programs administered by the U.S. Fish and Wildlife Service, the Bureau
of Land Management and the National Park Service. These programs emphasize
local input and cooperative decision making to achieve land management
and resource goals. As a package, they are specifically designed to
address conservation goals on both federal and private lands.
The 2006 budget includes:
an 84 percent increase, for the popular Landowner Incentive program,
which provides cost-share grants to states to help landowners protect
and manage habitat for threatened, endangered and at-risk species
on their property.
a 45 percent increase, for the Private Stewardship Grant program that
provides cost-share grants to individuals and groups engaged in conservation
projects to benefit threatened, endangered and at-risk species.
a 140 percent increase, for challenge cost share grants to allow Interior
agencies to work together with adjacent communities, landowners and
citizens to achieve common conservation goals on federal lands.
an increase of 7 percent, for the State and Tribal Wildlife Grants
program that provides cost-share grants to assist states and tribes
to undertake wildlife conservation projects in partnership with local
communities, private landowners and other partners.
a 33 percent increase, for the North American Wetlands Conservation
Fund that provides grant support for the highly successful, multi-nation
North American Waterfowl Management Plan to conserve, restore and
enhance wetlands and other waterfowl habitat throughout the continent.
an increase of 27 percent, for the Coastal Program that supports partnership
efforts to conserve and restore wetlands in coastal areas, including
elimination of invasive species.
a 26 percent increase, for Migratory Bird Joint Ventures to create
six new joint ventures to support the goals of the North American
Waterfowl Management Plan and other conservation partnerships, such
as Partners in Flight, the U.S. Shorebird Conservation Plan and the
North American Waterbird Conservation Plan.
The president's budget for
the Commerce Department includes funding for a variety of cooperative
conservation programs through the National Oceanic and Atmospheric Administration.
"The budget reflects the administration's support for NOAA's strategic
goals, supports improved performance in NOAA and maintains essential
environmental services for the nation," said Retired Navy Vice
Adm. Conrad C. Lautenbacher, under secretary of commerce for oceans
and atmosphere and NOAA administrator.
The budget includes:
for actions, coordinated with regional, state and tribal entities,
aimed at protecting Pacific salmon stocks.
in programs that support the Western Governor's Association's call
for a National Integrated Drought Information System, including $4
million for a Water Resources Initiative to support development of
a nationwide water resources forecasting capability, which will provide
America with economically valuable water and soil conditions.

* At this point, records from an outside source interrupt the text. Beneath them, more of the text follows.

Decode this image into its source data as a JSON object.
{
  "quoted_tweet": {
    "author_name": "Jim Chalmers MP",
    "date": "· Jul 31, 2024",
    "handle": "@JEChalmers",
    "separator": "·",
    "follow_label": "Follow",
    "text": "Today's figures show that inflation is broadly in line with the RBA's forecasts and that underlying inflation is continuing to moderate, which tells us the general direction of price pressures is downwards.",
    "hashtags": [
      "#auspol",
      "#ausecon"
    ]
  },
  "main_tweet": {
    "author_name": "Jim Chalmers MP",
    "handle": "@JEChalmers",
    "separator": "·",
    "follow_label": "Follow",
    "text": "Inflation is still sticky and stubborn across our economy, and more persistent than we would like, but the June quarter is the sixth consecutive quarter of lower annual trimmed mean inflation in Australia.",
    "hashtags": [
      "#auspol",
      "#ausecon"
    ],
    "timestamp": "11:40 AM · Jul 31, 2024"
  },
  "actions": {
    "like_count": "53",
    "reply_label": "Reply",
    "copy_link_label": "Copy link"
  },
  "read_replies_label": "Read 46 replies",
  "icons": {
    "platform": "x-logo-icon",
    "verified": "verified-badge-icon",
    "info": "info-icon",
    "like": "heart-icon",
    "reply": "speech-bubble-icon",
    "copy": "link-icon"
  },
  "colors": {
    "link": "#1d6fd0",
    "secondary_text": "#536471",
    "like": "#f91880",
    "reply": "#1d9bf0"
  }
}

This
increase supports a national water- quality monitoring and prediction
The president's budget includes
increased funding for key EPA programs such as watershed protection,
Brownfields redevelopment, and the Great Lakes Legacy Program that are
built upon effective community involvement and partnerships.
The president's budget is
requesting $50 million, an increase of nearly
$28 million, for the Great Lakes Legacy Program, which is a large-scale
collaboration among the federal government, the Great Lakes states,
local communities, tribes and others.
The president's budget also
calls for $210 million, a $46.9 million
increase, in the Brownfields Program that will accelerate the cleanup
and renewal of contaminated lands.
"Through programs such
as these, EPA continues to build on the four
cornerstones of new technologies, market incentives, collaborative networks
and results to achieve greater gains in environmental protection,"
said EPA Acting Administrator Steve Johnson. "We are able to foster
healthy communities and leverage billions of additional dollars to improve
our nation's air, land and water."